Acentrosomal Microtubule Nucleation in Neurons

Neuronal morphogenesis is the process through which a nerve cell (neuron) generate its elaborated axon and dendrites. It is the fundamental process underlying the establishment and plasticity of neuronal networks. Neuronal morphogenesis relies on the a fiber-like scaffold protein complex called microtubule cytoskeleton. It is well established that nearly all microtubules inside a mitotic cell originate from a microtubule-organizing center (MTOC) called centrosome. Interestingly, the centrosome in neurons does not seem to act as the MTOC. We recently discovered a microtubule-associated protein called TPX2 plays an important role in acentrosomal MTOC. We previously showed that microtubule-associating protein kinase A (PKA) influence neuronal morphogenesis (the original paper can be found here). The image below shows an isolated hippocampal neurons undergoing neuritogenesis. This hippocampal neuron was fixed and stained for microtubule (red), F-actin (green), and the nucleus (blue).


Axon Regeneration

The other interest of the lab is the axon regeneration process, it happens after extended axons are severed. The central nervous system (CNS) in mammals is incapable of regeneration while the peripheral nervous system (PNS) shows various degrees of regeneration. We are interested in studying the mechanistic basis of this CNS-PNS difference in axon regeneration. Additionally, we are developing novel methods (e.g. surface topology or nanoparticles) to accelerate axon regeneration. The movie below shows rat DRG axons undergoing robust axon regeneration after axotomy.




Optical Manipulation of Cells

In order to study the role of specific cytoskeleton or organelles in neuronal morphogenesis and axon regeneration, we are utilizing a variety of optical manipulation methods. For example, we have constructed a laser optical tweezers system to position micrometer-sized cellular structure or to change cell shape in living cells or neurons (see image below). In addition, we are developing photoactivatable or photoinactivatable proteins to study the function of proteins in a spatial- and temporal-specific manner.

LOT new



High-content Drug or RNAi Screening

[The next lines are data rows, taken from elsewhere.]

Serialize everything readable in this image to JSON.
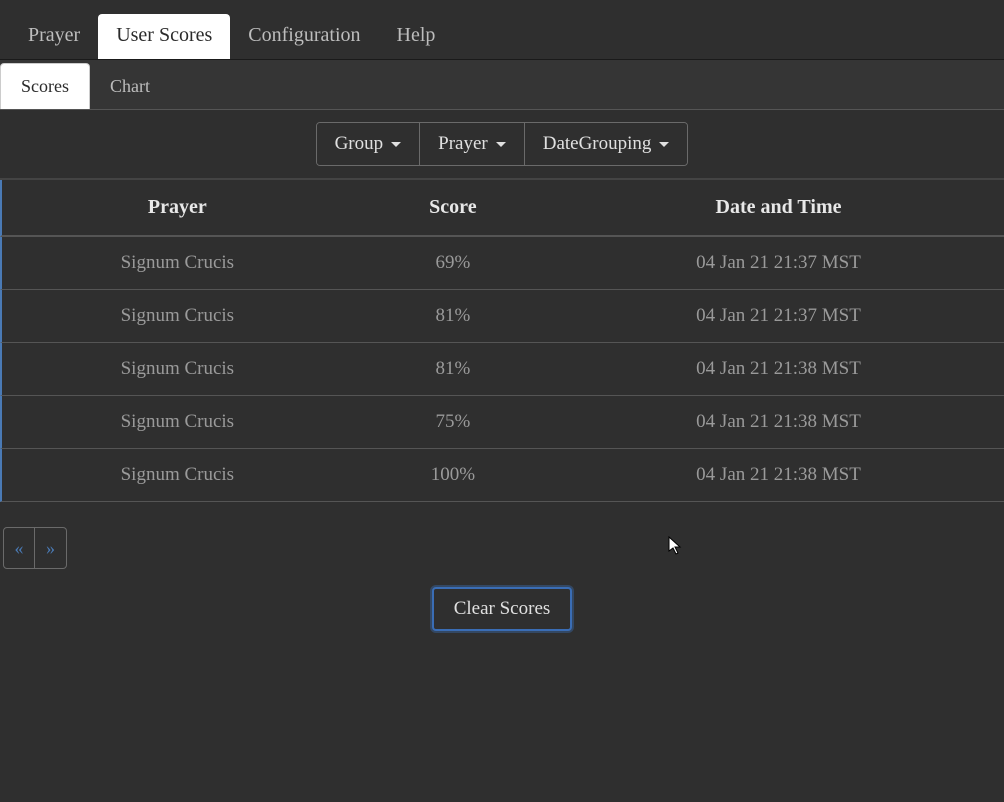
{
  "mainTabs": {
    "prayer": "Prayer",
    "userScores": "User Scores",
    "configuration": "Configuration",
    "help": "Help"
  },
  "subTabs": {
    "scores": "Scores",
    "chart": "Chart"
  },
  "filters": {
    "group": "Group",
    "prayer": "Prayer",
    "dateGrouping": "DateGrouping"
  },
  "table": {
    "headers": {
      "prayer": "Prayer",
      "score": "Score",
      "datetime": "Date and Time"
    },
    "rows": [
      {
        "prayer": "Signum Crucis",
        "score": "69%",
        "datetime": "04 Jan 21 21:37 MST"
      },
      {
        "prayer": "Signum Crucis",
        "score": "81%",
        "datetime": "04 Jan 21 21:37 MST"
      },
      {
        "prayer": "Signum Crucis",
        "score": "81%",
        "datetime": "04 Jan 21 21:38 MST"
      },
      {
        "prayer": "Signum Crucis",
        "score": "75%",
        "datetime": "04 Jan 21 21:38 MST"
      },
      {
        "prayer": "Signum Crucis",
        "score": "100%",
        "datetime": "04 Jan 21 21:38 MST"
      }
    ]
  },
  "pagination": {
    "prev": "«",
    "next": "»"
  },
  "actions": {
    "clearScores": "Clear Scores"
  }
}
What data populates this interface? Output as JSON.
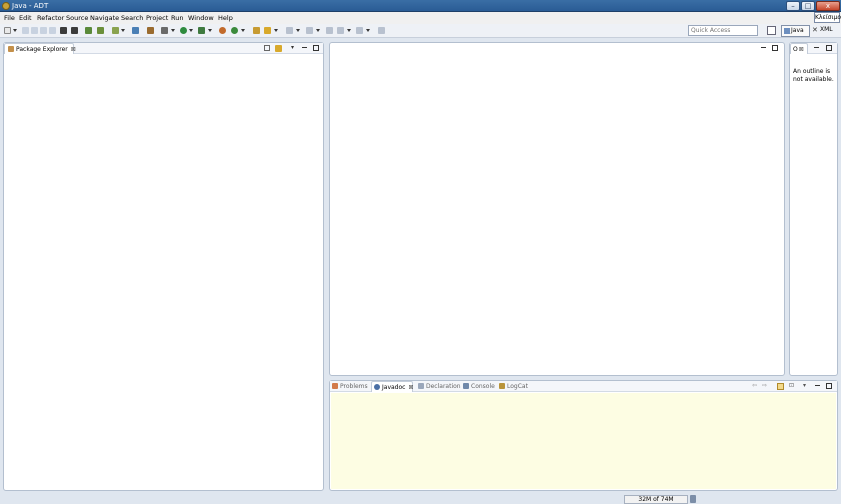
{
  "window": {
    "title": "Java - ADT",
    "lang_button": "Κλείσιμο",
    "controls": {
      "minimize": "–",
      "maximize": "□",
      "close": "x"
    }
  },
  "menu": [
    "File",
    "Edit",
    "Refactor",
    "Source",
    "Navigate",
    "Search",
    "Project",
    "Run",
    "Window",
    "Help"
  ],
  "toolbar": {
    "quick_access_placeholder": "Quick Access",
    "perspectives": {
      "java": "Java",
      "xml": "XML"
    }
  },
  "package_explorer": {
    "tab_label": "Package Explorer",
    "close": "⊠"
  },
  "outline": {
    "tab_label": "O",
    "close": "⊠",
    "message": "An outline is not available."
  },
  "bottom_panel": {
    "tabs": [
      {
        "label": "Problems",
        "active": false
      },
      {
        "label": "Javadoc",
        "active": true,
        "close": "⊠"
      },
      {
        "label": "Declaration",
        "active": false
      },
      {
        "label": "Console",
        "active": false
      },
      {
        "label": "LogCat",
        "active": false
      }
    ]
  },
  "status": {
    "heap": "32M of 74M"
  },
  "colors": {
    "titlebar": "#3a6ea5",
    "panel_border": "#b3bfcf",
    "javadoc_bg": "#fdfde3",
    "workbench_bg": "#dfe6ef"
  }
}
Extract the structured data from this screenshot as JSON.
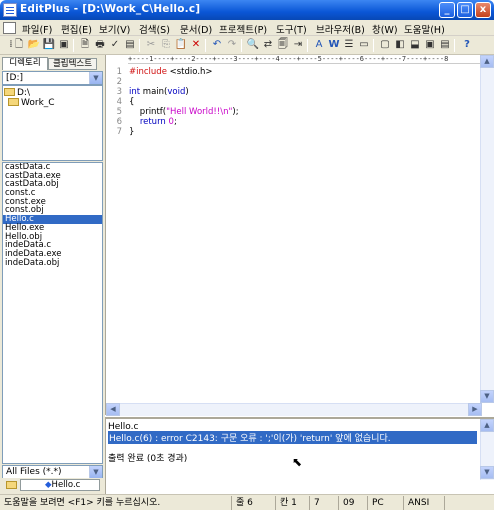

In addition, we are using high-content screening technology to look for drugs, RNAi molecules (siRNA, shRNA, or miRNA), or proteins that can influence axon regeneration or neuritogensis. High-content screen is an microscopy-based high-throughput screen, which takes advantage of the automated image acquisition machinery and image analysis software to screen large volume of drugs or biomolecules within a short amount of time. By combining primary neuronal culture and lentivirus-mediated transduction, we can efficiently suppress endogenous protein in a physiologically relevant model system.


The images below show primary hippocampal neurons under two different treatments. Virus infected neurons appear in green (GFP expression), the "protein of interest" is shown in red, and a neuron-specific marker is shown in blue. The neurons in the right (or bottom) image have their protein of interest suppressed and result in shorter neurites.




High-throughput Quantification and Classification of Neurons

In the bioinformatics section of the lab, we are developing high-throughput image analysis methods for quantifying and classifying neurons based on their morphology. Due to the advancement of image acquistition machinery, large volume of data can be generated over a short period of time. How to accurately and efficiently extract morphological features from these images has become a challenge for modern cell biology lab. We are collaborating with our bioinformatics colleagues to develop image analysis algorithms which can automatically detect neuronal morphological features (our freely available software can be download from here).

HCA analysis flow



Eric Hwang, Associate Professor
Department of Biological Science and Technology
Room 111 Zhu-Ming Building, 75 Bo-Ai Street
Hsinchu, Taiwan 300
Tel: +886-3-5712121#56968
Fax: +886-3-572-9288
hwangeric (at)

All rights reserved. © 2017 Eric Hwang